I have also found that when she is teetering on big emotions, it helps to acknowledge what she is feeling and admit I’ve felt the same way. There have been a few mornings where she has persistently whined that she does not want to go to school, her protests punctuating the process of getting out the door and then taking the subway and then switching lines and then standing in the drop off queue in front of her school. I tell her: “I understand. It’s OK to not want to go to school. Sometimes I have to do things I don’t want to do, too. But you made a commitment and you have to go to school.” More recently, I have added a phrase pocketed from a couple of Magpies: “You can do hard things.” I have been surprised at how well it has worked, and how honest it feels as a parent. I feel connected to her, empathetic to her emotions, rather than attempting to strait-jacket my way through drop-off. Mini will still whimper a bit but then walk right into the school. Sometimes she will peer up at me in surprise in these conversations: “Sometimes you don’t want to go to school, too?” And something will pass between us, and we re-direct together.
Altogether, I don’t know how we got through it, or how much to attribute to our parenting ploys versus her age and the circumstance of the holidays, but here we are. But I write this to telegraph auspiciousness if you are in it as a parent today. To remind you that “this, too, shall pass,” even if it doesn’t particularly help to hear it in the immediate sense of: “BUT WHAT DO I TODAY?!”
You are smart and loving and determined. You will make it to the other side. You are doing the best you can. In the meantime, know that there is a big community of Magpies right here, cheering you on, deeply familiar with what you are going through, and I am standing here in the front bleachers.
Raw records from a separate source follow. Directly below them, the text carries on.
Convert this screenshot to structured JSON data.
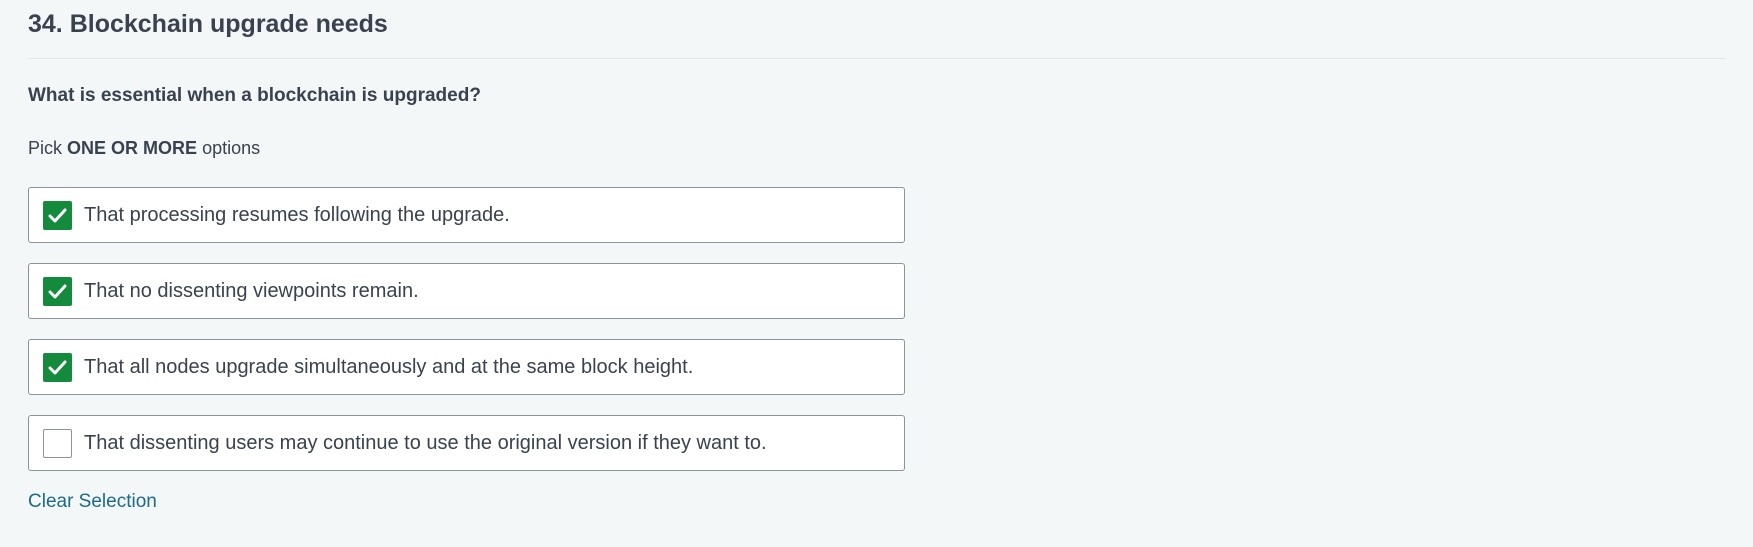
{
  "question": {
    "title": "34. Blockchain upgrade needs",
    "text": "What is essential when a blockchain is upgraded?",
    "instruction_prefix": "Pick",
    "instruction_emphasis": "ONE OR MORE",
    "instruction_suffix": "options"
  },
  "options": [
    {
      "label": "That processing resumes following the upgrade.",
      "checked": true
    },
    {
      "label": "That no dissenting viewpoints remain.",
      "checked": true
    },
    {
      "label": "That all nodes upgrade simultaneously and at the same block height.",
      "checked": true
    },
    {
      "label": "That dissenting users may continue to use the original version if they want to.",
      "checked": false
    }
  ],
  "actions": {
    "clear_label": "Clear Selection"
  },
  "colors": {
    "checked_fill": "#138a3c",
    "link": "#1b6a8a",
    "background": "#f3f7f7"
  },
  "icons": {
    "checkmark": "check-icon"
  }
}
You got this!
+Miscellaneous parenting dispatches from way back when micro was two months (!) old and mini was just over two herself. How much has changed…
+Love the look of this boxy long-sleeved tee.
+This racer stripe crossbody gives me major Clare Vivier vibes for a fraction of the price.
+Ordered this $108 dress for myself.
+Rave reviews of a fantastic, well-priced facial cleanser and HOLY GRAIL serum here.
+A classic shortall for a little boy here at a phenomenal price. This belongs in my roundup of classic American summer clothes for a little boy’s wardrobe.
+This railroad ticking stripe pair of overalls also fits the bill!